=== WHAT NEEDS TO BE DONE ===
From the records below, copy the lines that include "Mean".

++++

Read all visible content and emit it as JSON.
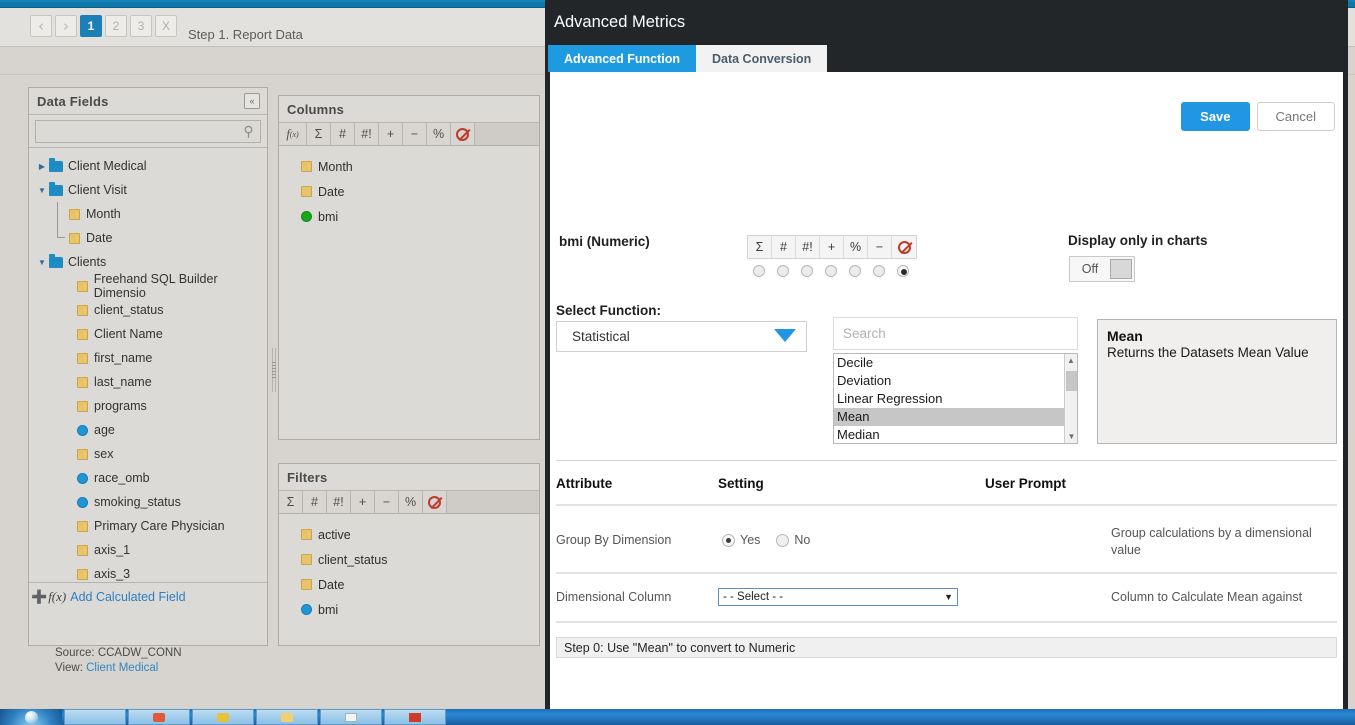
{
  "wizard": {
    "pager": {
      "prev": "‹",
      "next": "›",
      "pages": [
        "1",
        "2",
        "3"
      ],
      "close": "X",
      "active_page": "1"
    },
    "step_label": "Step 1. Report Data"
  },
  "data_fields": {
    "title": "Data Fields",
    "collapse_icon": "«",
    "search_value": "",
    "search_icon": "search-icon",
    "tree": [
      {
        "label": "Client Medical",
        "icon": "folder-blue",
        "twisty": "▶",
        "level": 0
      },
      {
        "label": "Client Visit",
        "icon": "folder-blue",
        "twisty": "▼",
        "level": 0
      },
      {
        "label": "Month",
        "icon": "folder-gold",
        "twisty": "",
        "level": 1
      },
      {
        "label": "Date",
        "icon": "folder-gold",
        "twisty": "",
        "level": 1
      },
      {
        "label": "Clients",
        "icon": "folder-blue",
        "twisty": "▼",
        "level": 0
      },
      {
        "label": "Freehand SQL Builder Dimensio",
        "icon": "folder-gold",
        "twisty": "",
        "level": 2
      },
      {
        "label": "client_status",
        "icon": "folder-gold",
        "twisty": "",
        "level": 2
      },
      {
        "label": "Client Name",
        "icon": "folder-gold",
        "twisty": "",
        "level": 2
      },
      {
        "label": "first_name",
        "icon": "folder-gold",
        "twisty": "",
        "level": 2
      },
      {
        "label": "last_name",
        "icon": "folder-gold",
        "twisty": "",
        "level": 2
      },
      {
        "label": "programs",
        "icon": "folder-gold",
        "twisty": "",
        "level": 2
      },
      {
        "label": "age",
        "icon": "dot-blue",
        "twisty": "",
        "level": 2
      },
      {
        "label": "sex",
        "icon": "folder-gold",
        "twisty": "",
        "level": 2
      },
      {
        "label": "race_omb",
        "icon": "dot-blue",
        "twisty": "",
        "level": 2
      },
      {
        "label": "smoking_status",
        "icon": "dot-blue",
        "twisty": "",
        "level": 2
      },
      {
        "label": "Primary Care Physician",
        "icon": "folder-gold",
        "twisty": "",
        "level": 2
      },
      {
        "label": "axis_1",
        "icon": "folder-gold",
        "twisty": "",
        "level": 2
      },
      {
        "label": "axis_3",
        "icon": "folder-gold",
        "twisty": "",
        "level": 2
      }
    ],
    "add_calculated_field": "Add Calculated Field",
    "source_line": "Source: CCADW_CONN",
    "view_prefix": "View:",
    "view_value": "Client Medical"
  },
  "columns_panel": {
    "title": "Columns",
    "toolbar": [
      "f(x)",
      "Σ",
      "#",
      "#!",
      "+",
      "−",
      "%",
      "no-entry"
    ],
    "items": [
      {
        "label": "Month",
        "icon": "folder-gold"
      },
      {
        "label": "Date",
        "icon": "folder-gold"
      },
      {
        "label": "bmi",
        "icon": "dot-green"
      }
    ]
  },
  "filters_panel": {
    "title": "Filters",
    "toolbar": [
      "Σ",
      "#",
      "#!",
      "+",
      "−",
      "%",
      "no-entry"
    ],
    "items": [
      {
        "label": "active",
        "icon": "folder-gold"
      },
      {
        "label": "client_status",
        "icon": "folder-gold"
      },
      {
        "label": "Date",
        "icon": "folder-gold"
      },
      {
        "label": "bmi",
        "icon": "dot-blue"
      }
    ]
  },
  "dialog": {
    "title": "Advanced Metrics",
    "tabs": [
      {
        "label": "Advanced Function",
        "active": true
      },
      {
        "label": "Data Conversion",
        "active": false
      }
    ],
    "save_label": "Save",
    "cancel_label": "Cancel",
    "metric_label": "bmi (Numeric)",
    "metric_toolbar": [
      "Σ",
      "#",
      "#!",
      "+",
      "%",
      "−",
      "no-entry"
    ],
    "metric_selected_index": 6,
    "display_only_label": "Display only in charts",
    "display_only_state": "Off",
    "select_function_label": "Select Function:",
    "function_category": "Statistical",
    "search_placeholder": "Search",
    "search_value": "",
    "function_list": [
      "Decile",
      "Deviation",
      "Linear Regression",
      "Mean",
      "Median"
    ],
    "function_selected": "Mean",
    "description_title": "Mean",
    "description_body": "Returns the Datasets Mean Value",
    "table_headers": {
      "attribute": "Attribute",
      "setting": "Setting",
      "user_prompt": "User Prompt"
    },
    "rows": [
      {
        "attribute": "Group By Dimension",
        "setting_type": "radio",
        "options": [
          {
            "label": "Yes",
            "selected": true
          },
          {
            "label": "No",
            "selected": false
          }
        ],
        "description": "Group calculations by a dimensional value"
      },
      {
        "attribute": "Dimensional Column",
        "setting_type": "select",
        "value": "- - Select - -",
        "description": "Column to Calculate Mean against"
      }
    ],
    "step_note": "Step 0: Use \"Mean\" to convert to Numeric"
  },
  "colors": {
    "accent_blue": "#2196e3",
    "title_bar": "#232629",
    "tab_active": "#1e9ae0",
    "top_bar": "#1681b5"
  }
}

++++

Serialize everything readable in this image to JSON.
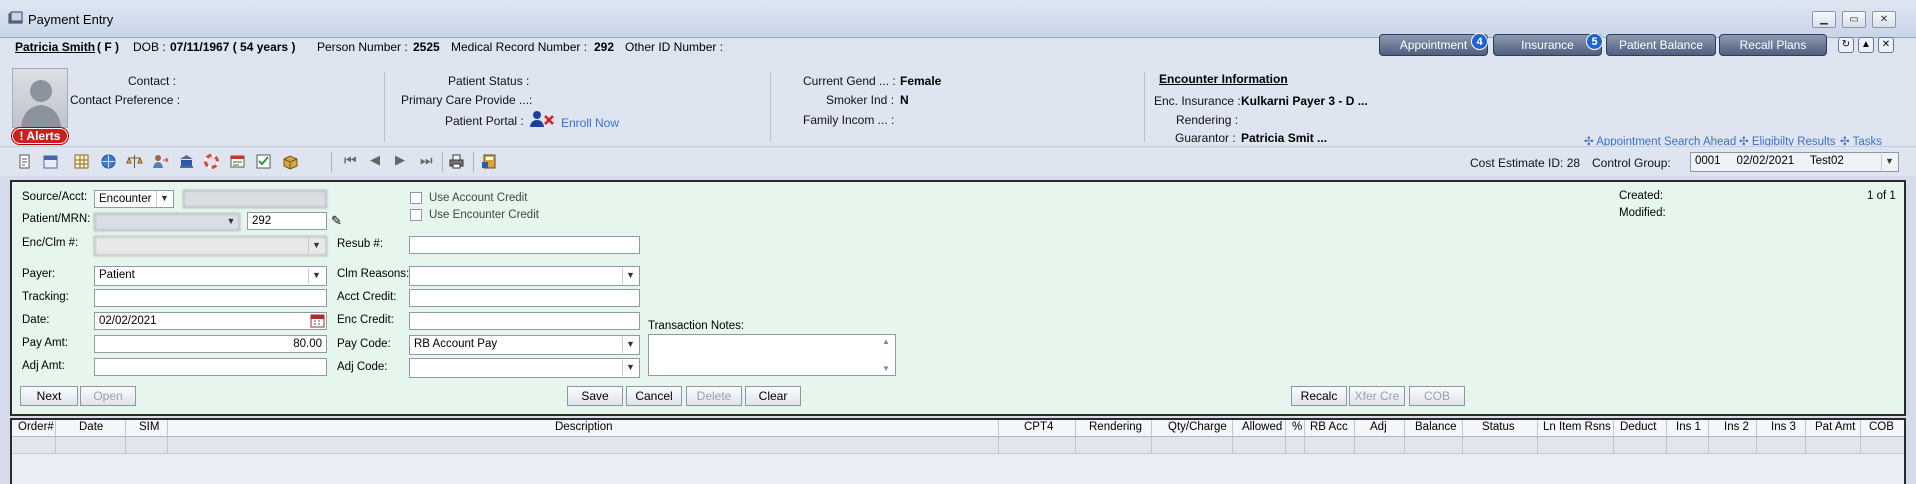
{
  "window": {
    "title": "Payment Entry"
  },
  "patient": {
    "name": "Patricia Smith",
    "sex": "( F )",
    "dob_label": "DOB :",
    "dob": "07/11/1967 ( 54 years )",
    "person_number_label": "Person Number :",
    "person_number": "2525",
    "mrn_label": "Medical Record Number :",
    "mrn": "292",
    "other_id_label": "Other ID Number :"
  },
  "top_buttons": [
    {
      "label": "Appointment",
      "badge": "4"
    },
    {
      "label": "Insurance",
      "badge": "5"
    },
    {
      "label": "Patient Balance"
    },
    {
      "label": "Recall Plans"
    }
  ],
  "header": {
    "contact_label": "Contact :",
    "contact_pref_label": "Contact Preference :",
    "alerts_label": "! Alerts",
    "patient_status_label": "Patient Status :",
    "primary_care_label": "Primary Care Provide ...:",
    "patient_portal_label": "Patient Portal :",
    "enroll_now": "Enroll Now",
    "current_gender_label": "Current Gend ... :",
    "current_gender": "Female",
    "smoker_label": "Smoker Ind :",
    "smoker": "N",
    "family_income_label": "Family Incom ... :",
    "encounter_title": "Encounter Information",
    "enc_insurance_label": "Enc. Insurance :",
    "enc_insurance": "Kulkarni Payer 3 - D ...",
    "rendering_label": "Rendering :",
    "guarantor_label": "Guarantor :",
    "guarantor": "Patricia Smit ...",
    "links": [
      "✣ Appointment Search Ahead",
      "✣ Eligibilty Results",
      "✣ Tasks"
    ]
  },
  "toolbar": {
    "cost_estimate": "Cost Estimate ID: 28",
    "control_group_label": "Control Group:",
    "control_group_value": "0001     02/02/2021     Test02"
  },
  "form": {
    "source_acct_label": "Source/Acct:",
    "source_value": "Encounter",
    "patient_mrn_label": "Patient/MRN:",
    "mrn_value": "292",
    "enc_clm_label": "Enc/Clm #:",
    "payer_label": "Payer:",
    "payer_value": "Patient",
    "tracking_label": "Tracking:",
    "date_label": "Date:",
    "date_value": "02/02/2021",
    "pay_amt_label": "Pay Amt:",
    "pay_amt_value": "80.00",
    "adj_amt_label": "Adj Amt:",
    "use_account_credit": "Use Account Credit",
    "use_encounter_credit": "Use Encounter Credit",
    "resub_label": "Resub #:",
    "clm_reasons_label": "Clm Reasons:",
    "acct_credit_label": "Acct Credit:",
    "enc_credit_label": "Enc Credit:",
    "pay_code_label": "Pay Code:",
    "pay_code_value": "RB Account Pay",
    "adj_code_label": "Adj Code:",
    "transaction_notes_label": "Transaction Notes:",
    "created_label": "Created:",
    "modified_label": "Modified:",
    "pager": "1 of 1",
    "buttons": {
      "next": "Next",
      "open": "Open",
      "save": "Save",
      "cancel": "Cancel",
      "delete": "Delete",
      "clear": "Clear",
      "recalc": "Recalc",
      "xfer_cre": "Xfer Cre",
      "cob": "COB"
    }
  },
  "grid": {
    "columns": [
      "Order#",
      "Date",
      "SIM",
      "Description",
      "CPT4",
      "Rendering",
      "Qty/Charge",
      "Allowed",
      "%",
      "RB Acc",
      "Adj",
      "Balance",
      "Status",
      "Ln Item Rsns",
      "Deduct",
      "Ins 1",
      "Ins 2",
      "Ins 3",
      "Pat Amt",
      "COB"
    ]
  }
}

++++

=== ANSWER SPACE ===
      "Mean",
    "function_selected": "Mean",
    "description_title": "Mean",
    "description_body": "Returns the Datasets Mean Value",
        "description": "Column to Calculate Mean against"
    "step_note": "Step 0: Use \"Mean\" to convert to Numeric"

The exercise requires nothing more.